### INPUT FOR THIS TASK

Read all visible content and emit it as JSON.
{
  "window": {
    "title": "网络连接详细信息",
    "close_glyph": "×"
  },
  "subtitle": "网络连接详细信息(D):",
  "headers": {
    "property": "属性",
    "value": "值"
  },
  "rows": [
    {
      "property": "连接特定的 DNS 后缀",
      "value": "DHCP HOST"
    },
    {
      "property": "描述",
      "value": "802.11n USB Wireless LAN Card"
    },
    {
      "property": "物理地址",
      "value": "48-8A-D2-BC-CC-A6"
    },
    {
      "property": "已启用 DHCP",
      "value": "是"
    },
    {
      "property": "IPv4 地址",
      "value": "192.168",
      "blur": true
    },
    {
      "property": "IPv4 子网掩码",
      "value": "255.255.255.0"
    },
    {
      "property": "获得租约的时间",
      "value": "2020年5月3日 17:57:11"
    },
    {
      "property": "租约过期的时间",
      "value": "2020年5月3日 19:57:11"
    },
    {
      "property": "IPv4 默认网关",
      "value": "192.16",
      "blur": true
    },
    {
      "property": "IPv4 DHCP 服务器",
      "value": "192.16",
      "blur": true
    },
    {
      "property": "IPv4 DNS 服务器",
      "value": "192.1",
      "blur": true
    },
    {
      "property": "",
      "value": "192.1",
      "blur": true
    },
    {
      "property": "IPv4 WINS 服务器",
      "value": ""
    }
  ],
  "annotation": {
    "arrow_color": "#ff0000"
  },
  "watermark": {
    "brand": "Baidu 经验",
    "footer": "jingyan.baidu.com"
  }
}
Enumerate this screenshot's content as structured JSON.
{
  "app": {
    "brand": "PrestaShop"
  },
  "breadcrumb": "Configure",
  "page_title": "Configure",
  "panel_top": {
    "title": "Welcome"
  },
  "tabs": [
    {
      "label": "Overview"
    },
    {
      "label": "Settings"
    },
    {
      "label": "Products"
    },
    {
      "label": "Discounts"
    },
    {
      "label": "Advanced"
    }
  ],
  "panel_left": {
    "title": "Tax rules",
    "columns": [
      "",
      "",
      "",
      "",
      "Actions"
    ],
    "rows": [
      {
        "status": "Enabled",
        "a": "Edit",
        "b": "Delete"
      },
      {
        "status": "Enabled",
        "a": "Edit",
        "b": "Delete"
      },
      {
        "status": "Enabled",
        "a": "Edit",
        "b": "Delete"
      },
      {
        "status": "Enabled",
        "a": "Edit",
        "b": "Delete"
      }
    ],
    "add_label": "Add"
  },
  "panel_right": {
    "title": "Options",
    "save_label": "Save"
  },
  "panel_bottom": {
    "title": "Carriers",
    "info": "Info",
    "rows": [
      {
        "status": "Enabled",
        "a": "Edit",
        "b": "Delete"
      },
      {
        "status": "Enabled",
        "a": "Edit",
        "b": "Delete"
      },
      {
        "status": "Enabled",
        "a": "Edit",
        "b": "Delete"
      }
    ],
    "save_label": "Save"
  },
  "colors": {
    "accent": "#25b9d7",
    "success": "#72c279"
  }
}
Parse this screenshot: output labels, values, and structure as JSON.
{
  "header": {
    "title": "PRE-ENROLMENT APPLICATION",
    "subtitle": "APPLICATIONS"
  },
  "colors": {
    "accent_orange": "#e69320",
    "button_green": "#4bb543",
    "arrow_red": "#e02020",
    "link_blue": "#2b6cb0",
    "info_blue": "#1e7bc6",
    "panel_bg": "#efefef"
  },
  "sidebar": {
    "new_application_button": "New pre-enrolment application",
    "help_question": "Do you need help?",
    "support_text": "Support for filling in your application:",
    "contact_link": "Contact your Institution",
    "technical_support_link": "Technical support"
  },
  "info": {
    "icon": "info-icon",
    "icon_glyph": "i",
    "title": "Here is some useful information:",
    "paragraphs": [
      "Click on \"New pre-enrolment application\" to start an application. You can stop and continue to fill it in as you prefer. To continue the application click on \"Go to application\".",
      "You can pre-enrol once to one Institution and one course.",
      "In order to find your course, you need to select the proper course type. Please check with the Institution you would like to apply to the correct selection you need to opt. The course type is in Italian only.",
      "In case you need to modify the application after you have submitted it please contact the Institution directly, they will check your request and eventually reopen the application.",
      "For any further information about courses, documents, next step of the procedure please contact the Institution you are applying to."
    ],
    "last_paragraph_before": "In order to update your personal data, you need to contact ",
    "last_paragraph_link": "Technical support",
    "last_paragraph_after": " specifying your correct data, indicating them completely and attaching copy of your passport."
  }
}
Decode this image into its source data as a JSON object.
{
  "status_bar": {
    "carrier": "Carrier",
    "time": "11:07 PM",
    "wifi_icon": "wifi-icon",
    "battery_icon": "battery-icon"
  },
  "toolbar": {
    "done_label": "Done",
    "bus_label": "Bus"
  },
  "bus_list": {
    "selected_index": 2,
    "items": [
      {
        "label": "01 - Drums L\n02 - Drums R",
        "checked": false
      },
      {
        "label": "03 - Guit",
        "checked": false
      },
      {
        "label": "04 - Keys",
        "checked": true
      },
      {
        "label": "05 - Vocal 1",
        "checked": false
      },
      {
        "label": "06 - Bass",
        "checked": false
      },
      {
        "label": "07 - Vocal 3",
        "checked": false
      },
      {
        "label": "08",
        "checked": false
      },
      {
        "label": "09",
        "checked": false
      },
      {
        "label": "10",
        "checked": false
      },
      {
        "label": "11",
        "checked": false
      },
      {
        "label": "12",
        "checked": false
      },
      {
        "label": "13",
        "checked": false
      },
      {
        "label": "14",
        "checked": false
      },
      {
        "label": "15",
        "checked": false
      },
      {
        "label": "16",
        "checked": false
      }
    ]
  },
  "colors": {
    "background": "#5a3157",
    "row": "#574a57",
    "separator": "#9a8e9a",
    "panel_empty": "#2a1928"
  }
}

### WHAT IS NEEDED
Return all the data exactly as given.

### YOUR RESPONSE
Read all visible content and emit it as JSON.
{
  "window": {
    "title": "网络连接详细信息",
    "close_glyph": "×"
  },
  "subtitle": "网络连接详细信息(D):",
  "headers": {
    "property": "属性",
    "value": "值"
  },
  "rows": [
    {
      "property": "连接特定的 DNS 后缀",
      "value": "DHCP HOST"
    },
    {
      "property": "描述",
      "value": "802.11n USB Wireless LAN Card"
    },
    {
      "property": "物理地址",
      "value": "48-8A-D2-BC-CC-A6"
    },
    {
      "property": "已启用 DHCP",
      "value": "是"
    },
    {
      "property": "IPv4 地址",
      "value": "192.168",
      "blur": true
    },
    {
      "property": "IPv4 子网掩码",
      "value": "255.255.255.0"
    },
    {
      "property": "获得租约的时间",
      "value": "2020年5月3日 17:57:11"
    },
    {
      "property": "租约过期的时间",
      "value": "2020年5月3日 19:57:11"
    },
    {
      "property": "IPv4 默认网关",
      "value": "192.16",
      "blur": true
    },
    {
      "property": "IPv4 DHCP 服务器",
      "value": "192.16",
      "blur": true
    },
    {
      "property": "IPv4 DNS 服务器",
      "value": "192.1",
      "blur": true
    },
    {
      "property": "",
      "value": "192.1",
      "blur": true
    },
    {
      "property": "IPv4 WINS 服务器",
      "value": ""
    }
  ],
  "annotation": {
    "arrow_color": "#ff0000"
  },
  "watermark": {
    "brand": "Baidu 经验",
    "footer": "jingyan.baidu.com"
  }
}
Enumerate this screenshot's content as structured JSON.
{
  "app": {
    "brand": "PrestaShop"
  },
  "breadcrumb": "Configure",
  "page_title": "Configure",
  "panel_top": {
    "title": "Welcome"
  },
  "tabs": [
    {
      "label": "Overview"
    },
    {
      "label": "Settings"
    },
    {
      "label": "Products"
    },
    {
      "label": "Discounts"
    },
    {
      "label": "Advanced"
    }
  ],
  "panel_left": {
    "title": "Tax rules",
    "columns": [
      "",
      "",
      "",
      "",
      "Actions"
    ],
    "rows": [
      {
        "status": "Enabled",
        "a": "Edit",
        "b": "Delete"
      },
      {
        "status": "Enabled",
        "a": "Edit",
        "b": "Delete"
      },
      {
        "status": "Enabled",
        "a": "Edit",
        "b": "Delete"
      },
      {
        "status": "Enabled",
        "a": "Edit",
        "b": "Delete"
      }
    ],
    "add_label": "Add"
  },
  "panel_right": {
    "title": "Options",
    "save_label": "Save"
  },
  "panel_bottom": {
    "title": "Carriers",
    "info": "Info",
    "rows": [
      {
        "status": "Enabled",
        "a": "Edit",
        "b": "Delete"
      },
      {
        "status": "Enabled",
        "a": "Edit",
        "b": "Delete"
      },
      {
        "status": "Enabled",
        "a": "Edit",
        "b": "Delete"
      }
    ],
    "save_label": "Save"
  },
  "colors": {
    "accent": "#25b9d7",
    "success": "#72c279"
  }
}
Parse this screenshot: output labels, values, and structure as JSON.
{
  "header": {
    "title": "PRE-ENROLMENT APPLICATION",
    "subtitle": "APPLICATIONS"
  },
  "colors": {
    "accent_orange": "#e69320",
    "button_green": "#4bb543",
    "arrow_red": "#e02020",
    "link_blue": "#2b6cb0",
    "info_blue": "#1e7bc6",
    "panel_bg": "#efefef"
  },
  "sidebar": {
    "new_application_button": "New pre-enrolment application",
    "help_question": "Do you need help?",
    "support_text": "Support for filling in your application:",
    "contact_link": "Contact your Institution",
    "technical_support_link": "Technical support"
  },
  "info": {
    "icon": "info-icon",
    "icon_glyph": "i",
    "title": "Here is some useful information:",
    "paragraphs": [
      "Click on \"New pre-enrolment application\" to start an application. You can stop and continue to fill it in as you prefer. To continue the application click on \"Go to application\".",
      "You can pre-enrol once to one Institution and one course.",
      "In order to find your course, you need to select the proper course type. Please check with the Institution you would like to apply to the correct selection you need to opt. The course type is in Italian only.",
      "In case you need to modify the application after you have submitted it please contact the Institution directly, they will check your request and eventually reopen the application.",
      "For any further information about courses, documents, next step of the procedure please contact the Institution you are applying to."
    ],
    "last_paragraph_before": "In order to update your personal data, you need to contact ",
    "last_paragraph_link": "Technical support",
    "last_paragraph_after": " specifying your correct data, indicating them completely and attaching copy of your passport."
  }
}
Decode this image into its source data as a JSON object.
{
  "status_bar": {
    "carrier": "Carrier",
    "time": "11:07 PM",
    "wifi_icon": "wifi-icon",
    "battery_icon": "battery-icon"
  },
  "toolbar": {
    "done_label": "Done",
    "bus_label": "Bus"
  },
  "bus_list": {
    "selected_index": 2,
    "items": [
      {
        "label": "01 - Drums L\n02 - Drums R",
        "checked": false
      },
      {
        "label": "03 - Guit",
        "checked": false
      },
      {
        "label": "04 - Keys",
        "checked": true
      },
      {
        "label": "05 - Vocal 1",
        "checked": false
      },
      {
        "label": "06 - Bass",
        "checked": false
      },
      {
        "label": "07 - Vocal 3",
        "checked": false
      },
      {
        "label": "08",
        "checked": false
      },
      {
        "label": "09",
        "checked": false
      },
      {
        "label": "10",
        "checked": false
      },
      {
        "label": "11",
        "checked": false
      },
      {
        "label": "12",
        "checked": false
      },
      {
        "label": "13",
        "checked": false
      },
      {
        "label": "14",
        "checked": false
      },
      {
        "label": "15",
        "checked": false
      },
      {
        "label": "16",
        "checked": false
      }
    ]
  },
  "colors": {
    "background": "#5a3157",
    "row": "#574a57",
    "separator": "#9a8e9a",
    "panel_empty": "#2a1928"
  }
}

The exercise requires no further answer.